Ellington is universally recognized as the finest composer jazz ever produced. He led his orchestra from 1923 until his death in 1974 and had a gift of producing memorable tunes that showcased the talents of all the great soloists he employed, men like Cootie Williams, Johnny Hodges, Lawrence Brown, Ben Webster, Jimmy Blanton and Paul Gonsalves. He was brilliant writing in shorter forms, coming up with classic works like "Black And Tan Fantasy", "Mood Indigo", "Satin Doll" and "Don't Get Around Much Anymore" but in later years he was able to expand his range, doing longer suites dedicated to Asia, Africa and the plays of Shakespeare among other subjects. In the last thirty years of his career he got to collaborate with another gifted composer, Billy Strayhorn. and to top it all off, he was an amazing piano player away from the band.
No one or two clips can do Ellington's music justice but here is a tiny sampling. First up is "It Don't Mean A Thing". Ray Nance is the first singer and violinist and Ben Webster takes the tenor solo:
And from the later days, perhaps the greatest soloist Duke ever employed, the magnificent alto player Johnny Hodges performing Strayhorn's "Isfahan" from the Far East Suite. (The holding the score bit was evidently an in joke within the band. Hodges didn't need to read the music.)

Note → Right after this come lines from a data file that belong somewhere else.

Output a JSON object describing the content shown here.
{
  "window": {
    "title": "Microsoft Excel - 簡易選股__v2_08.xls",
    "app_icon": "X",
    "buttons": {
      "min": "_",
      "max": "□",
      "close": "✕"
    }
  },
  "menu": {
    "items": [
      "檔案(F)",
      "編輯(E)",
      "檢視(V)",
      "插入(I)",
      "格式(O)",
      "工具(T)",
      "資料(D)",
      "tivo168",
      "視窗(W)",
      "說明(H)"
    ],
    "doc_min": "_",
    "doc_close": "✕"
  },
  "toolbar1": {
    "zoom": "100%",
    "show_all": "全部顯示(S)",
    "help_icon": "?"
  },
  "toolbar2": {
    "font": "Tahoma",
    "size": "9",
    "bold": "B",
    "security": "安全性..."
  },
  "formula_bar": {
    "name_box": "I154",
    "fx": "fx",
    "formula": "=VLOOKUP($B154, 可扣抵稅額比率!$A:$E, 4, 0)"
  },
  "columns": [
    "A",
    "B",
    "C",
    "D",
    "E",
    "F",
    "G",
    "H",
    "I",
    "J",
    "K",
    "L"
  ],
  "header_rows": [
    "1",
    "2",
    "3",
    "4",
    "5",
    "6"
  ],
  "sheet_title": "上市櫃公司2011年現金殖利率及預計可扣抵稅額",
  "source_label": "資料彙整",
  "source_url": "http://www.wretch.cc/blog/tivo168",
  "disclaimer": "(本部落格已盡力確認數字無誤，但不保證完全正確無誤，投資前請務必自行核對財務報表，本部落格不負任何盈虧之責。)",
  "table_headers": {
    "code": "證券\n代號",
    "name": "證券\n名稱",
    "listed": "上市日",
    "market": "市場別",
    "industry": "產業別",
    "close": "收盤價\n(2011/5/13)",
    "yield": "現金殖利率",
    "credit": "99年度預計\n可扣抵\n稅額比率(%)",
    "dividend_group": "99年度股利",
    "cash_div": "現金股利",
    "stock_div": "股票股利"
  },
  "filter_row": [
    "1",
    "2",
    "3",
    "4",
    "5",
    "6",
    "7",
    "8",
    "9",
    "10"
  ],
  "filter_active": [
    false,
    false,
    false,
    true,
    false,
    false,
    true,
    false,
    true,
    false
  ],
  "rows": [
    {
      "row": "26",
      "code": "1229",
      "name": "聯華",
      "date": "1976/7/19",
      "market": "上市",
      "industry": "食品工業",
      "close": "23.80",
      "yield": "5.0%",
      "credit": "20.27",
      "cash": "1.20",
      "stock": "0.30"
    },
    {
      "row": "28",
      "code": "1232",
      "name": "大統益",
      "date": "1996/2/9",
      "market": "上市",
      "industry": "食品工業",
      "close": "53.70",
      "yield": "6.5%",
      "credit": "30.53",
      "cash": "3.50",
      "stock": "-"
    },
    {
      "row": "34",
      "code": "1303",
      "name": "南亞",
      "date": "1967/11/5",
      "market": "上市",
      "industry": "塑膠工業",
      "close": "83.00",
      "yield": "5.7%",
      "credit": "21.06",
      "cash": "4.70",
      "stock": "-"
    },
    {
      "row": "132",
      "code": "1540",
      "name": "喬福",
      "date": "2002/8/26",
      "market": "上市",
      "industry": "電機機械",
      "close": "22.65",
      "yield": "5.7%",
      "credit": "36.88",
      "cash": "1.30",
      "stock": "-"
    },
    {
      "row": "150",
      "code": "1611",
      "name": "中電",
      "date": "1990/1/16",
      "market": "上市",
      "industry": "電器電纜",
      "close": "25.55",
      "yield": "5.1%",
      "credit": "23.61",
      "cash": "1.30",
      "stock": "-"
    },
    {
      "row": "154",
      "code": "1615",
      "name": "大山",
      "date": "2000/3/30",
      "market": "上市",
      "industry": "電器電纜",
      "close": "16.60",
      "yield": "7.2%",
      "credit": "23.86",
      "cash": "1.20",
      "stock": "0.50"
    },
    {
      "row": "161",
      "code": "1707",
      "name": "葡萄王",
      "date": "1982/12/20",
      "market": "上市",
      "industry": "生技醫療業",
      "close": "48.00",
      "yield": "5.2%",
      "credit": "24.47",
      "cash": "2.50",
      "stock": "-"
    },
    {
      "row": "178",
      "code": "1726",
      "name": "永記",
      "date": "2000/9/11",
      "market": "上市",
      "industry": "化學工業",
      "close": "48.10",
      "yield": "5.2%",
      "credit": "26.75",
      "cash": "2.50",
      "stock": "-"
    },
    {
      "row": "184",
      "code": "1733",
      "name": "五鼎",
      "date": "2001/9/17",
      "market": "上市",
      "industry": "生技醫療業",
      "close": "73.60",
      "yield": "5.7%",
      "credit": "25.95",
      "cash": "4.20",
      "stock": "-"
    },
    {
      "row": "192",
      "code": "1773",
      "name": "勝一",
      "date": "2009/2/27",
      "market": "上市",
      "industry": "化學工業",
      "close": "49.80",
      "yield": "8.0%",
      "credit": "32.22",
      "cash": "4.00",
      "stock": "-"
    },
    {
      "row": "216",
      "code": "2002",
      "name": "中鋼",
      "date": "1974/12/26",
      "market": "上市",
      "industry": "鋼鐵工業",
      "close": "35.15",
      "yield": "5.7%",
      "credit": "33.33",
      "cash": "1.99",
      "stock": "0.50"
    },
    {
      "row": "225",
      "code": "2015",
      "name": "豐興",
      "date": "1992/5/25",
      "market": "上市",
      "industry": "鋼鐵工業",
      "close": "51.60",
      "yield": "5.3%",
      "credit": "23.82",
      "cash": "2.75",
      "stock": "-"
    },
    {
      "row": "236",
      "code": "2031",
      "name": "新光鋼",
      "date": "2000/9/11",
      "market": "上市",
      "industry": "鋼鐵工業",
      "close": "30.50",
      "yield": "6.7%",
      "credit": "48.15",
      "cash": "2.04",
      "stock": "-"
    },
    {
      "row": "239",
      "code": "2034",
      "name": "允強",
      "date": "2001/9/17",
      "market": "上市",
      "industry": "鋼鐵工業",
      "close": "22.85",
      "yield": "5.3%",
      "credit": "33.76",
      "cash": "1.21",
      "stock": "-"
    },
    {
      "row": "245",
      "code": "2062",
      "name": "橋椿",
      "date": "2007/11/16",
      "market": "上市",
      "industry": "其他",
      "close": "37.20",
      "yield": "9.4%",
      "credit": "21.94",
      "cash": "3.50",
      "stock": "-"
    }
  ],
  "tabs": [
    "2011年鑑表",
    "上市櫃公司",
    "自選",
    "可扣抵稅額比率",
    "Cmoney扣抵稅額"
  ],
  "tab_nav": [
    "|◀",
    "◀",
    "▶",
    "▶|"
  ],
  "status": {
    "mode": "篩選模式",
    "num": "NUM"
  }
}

In the 1930's big band jazz, then known as Swing, became the most popular music in the country and the bandleader who led that surge was Benny Goodman, a deserving front man. Goodman's clarinet playing was superb, his band swung mightily and he had a lof of gifted soloists like trumpeter Harry James, pianist Jess Stacy and drummer Gene Krupa. Goodman also led one of the most successful small groups of the day in his trio with Lionel Hampton on vibraphone and Teddy Wilson on piano. In 1938 his band became the first jazz group to play Carnegie Hall helping legitimize the music as art.
This is the Goodman orchestra in the 1937 movie Hollywood Hotel doing "Sing Sing Sing" with James and Krupa featured then immediately cutting to some action by the trio with Krupa added.
The other great bandleader of this period I wanted to mention was Count Basie. Basie's group came out of Kansas City and was heavily steeped in the blues. His sound may have been simpler than Ellington's but it was a powerhouse, sporting a gifted blues singer named Jimmy Rushing who'll I'll discuss in a later post and one of the most influential tenor players of all time in Lester Young. Basie, like all the big band leaders, went through a fallow period after World War II as popular tastes shifted from large bands to singers but he rebounded strongly in the 1950's with a sleek but massive ensemble sound and a number of excellent tunes provided by arrangers like Frank Foster, Quincy Jones and Neal Hefti. However it was organist Wild Bill Davis, who did the arraignment of the tune that became one of the signatures of the latter day Basie band, "April In Paris":
Next Time: A couple of saxophone players and a revolution.